Green eggs with a side of green zebra tomato


2 eggs
1/2 small candy onion
handful turnip greens
fresh dill
1/2 T milk (optional)

All these ingredients were in my CSA box except the milk. I love getting eggs in my CSA box because I know I don't have to worry about the salmonella egg recall.  Plus, they're more delicious and better for the chickens, the Earth, and my health. The eggs come from Nu Way Farm in Fredonia, PA - about 75 miles from my kitchen.

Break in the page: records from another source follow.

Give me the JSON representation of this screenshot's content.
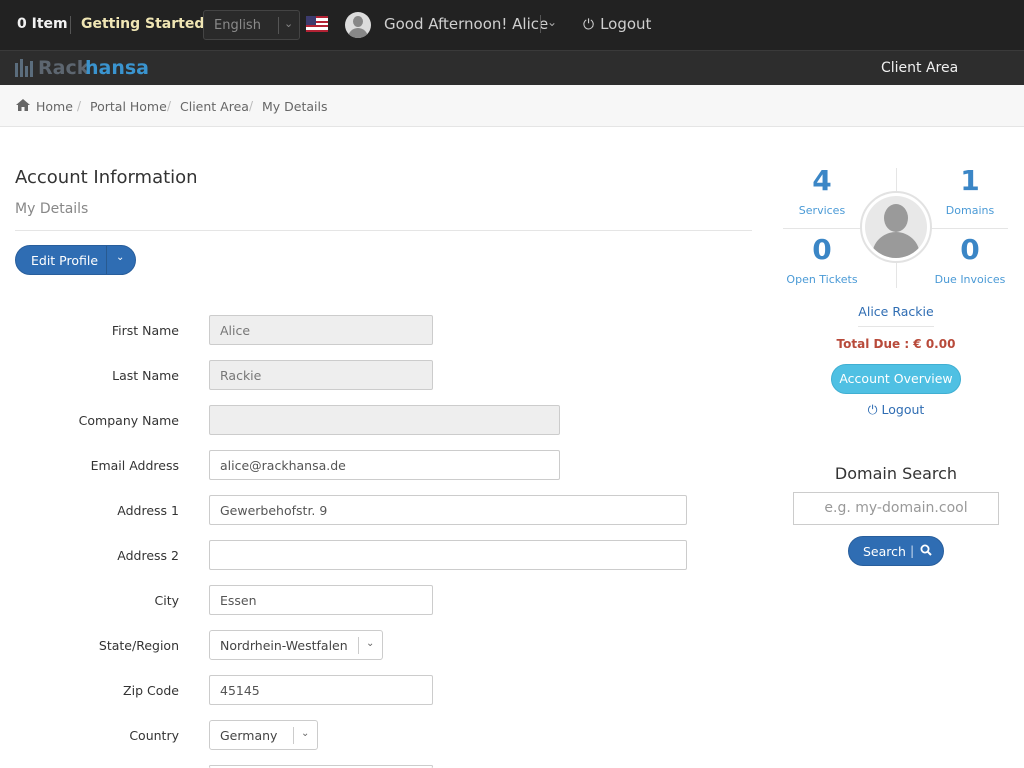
{
  "topbar": {
    "cart_items": "0 Item",
    "getting_started": "Getting Started",
    "language": "English",
    "greeting": "Good Afternoon! Alice",
    "logout": "Logout"
  },
  "brand": {
    "logo_part1": "Rack",
    "logo_part2": "hansa",
    "client_area": "Client Area"
  },
  "breadcrumb": [
    "Home",
    "Portal Home",
    "Client Area",
    "My Details"
  ],
  "header": {
    "title": "Account Information",
    "subtitle": "My Details",
    "edit_profile": "Edit Profile"
  },
  "form": {
    "fields": [
      {
        "label": "First Name",
        "value": "Alice"
      },
      {
        "label": "Last Name",
        "value": "Rackie"
      },
      {
        "label": "Company Name",
        "value": ""
      },
      {
        "label": "Email Address",
        "value": "alice@rackhansa.de"
      },
      {
        "label": "Address 1",
        "value": "Gewerbehofstr. 9"
      },
      {
        "label": "Address 2",
        "value": ""
      },
      {
        "label": "City",
        "value": "Essen"
      },
      {
        "label": "State/Region",
        "value": "Nordrhein-Westfalen"
      },
      {
        "label": "Zip Code",
        "value": "45145"
      },
      {
        "label": "Country",
        "value": "Germany"
      }
    ]
  },
  "sidebar": {
    "stats": [
      {
        "value": "4",
        "label": "Services"
      },
      {
        "value": "1",
        "label": "Domains"
      },
      {
        "value": "0",
        "label": "Open Tickets"
      },
      {
        "value": "0",
        "label": "Due Invoices"
      }
    ],
    "user_name": "Alice Rackie",
    "total_due": "Total Due : € 0.00",
    "account_overview": "Account Overview",
    "logout": "Logout"
  },
  "domain_search": {
    "title": "Domain Search",
    "placeholder": "e.g. my-domain.cool",
    "button": "Search"
  },
  "colors": {
    "topbar_bg": "#222222",
    "primary": "#2f6db3",
    "info": "#4fc0e3",
    "danger_text": "#b84a3a"
  }
}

The milk was a happy discovery last night. After class I went to the nearby convenience store to pick-up some milk. The only available brand was Turner's. I picked it up and took it home, thinking I'd never heard of the brand before and nothing else. But when I looked at the label this morning, the address was Penn Hills, PA. Just 8 miles from here. With a few minutes research I found out that Turner Dairy Farms has a deal with small dairy farmers within 70 miles of their Penn Hills processing site and all Turner's milk products come from those farmers (all of whom produce rBGH/rBST free milk).

As for the other ingredients, the turnip greens are a little spicy (like arugula) and complement the sweet flavor of the candy onion well. The dill just adds another layer of grooviness.


Heat a tablespoon or less of olive oil in a skillet. Saute chopped candy onion for about a minute. Add chopped and washed turnip greens and cook until wilted. While they're cooking, whisk eggs, milk, and dill. Add to skillet and cook until eggs are ready. Serve with a side of sliced tomato.

You can make this dish as an omelet or scrambled eggs depending on your desire and omelet-making skill level.